Bankruptcy is a process provided by Federal law that allows financially distressed individuals or businesses to have some or all of their debts eliminated. The Federal Code Law provides for the development of a plan that allows a debtor, who is unable to pay his creditors, to resolve his debts through the division of assets among his creditors. The supervised decision in this case allows the interests of all creditors to be treated as equally as possible. Throughout history there have been changes to the laws, codes, and forms, which has had different impacts on many individuals and businesses.
In medieval Italy, when a businessman did not pay his debts, it was the practice to destroy his trading bench. From the Italian language for broken bench, "banca rotta," comes the term bankruptcy. The first known bankruptcy law was passed in England in 1542 to give creditors remedies (besides imprisonment) against debtors who did not pay their bills.
Under this law, debtors were considered quasi-criminals.
Modern American bankruptcy had its permanent beginning with the Bankruptcy Act of 1898. This law allowed both voluntary and involuntary cases. It permitted debtors to claim exemptions and removed most barriers for discharging virtually all debts.
During the 1920s, the act was amended to add grounds for denial of discharge and debts excepted from the discharge. In 1938, Congress overhauled American bankruptcy law. Although most changes affected business bankruptcies, this law also created Chapter 13, the wage earners' repayment plan.
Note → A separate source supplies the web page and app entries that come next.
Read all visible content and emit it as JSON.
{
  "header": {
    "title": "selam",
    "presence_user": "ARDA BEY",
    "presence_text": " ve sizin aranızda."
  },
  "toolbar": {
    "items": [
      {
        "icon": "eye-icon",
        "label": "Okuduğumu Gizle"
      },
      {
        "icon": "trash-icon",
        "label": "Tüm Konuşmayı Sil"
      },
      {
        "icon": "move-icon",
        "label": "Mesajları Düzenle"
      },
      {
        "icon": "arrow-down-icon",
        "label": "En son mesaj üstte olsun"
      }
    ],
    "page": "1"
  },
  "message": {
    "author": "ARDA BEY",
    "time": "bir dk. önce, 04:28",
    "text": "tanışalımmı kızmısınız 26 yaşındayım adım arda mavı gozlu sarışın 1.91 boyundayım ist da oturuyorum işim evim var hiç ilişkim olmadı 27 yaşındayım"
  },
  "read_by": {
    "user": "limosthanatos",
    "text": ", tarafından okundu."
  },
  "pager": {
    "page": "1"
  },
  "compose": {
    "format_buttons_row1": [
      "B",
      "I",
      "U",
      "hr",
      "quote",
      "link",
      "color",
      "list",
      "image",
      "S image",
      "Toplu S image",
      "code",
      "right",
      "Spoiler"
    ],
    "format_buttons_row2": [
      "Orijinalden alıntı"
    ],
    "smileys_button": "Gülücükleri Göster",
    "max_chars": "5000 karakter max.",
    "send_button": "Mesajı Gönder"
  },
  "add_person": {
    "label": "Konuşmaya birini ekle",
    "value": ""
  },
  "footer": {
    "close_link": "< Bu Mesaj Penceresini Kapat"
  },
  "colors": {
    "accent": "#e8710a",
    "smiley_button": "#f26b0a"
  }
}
The next major change came with the enactment of the Bankruptcy Reform Act of 1978, and has been amended to add several new categories.
Every bankruptcy proceeding requires the debtor to file with the court a list of all outstanding debts as well as a complete list of their assets. The court will then appoint a...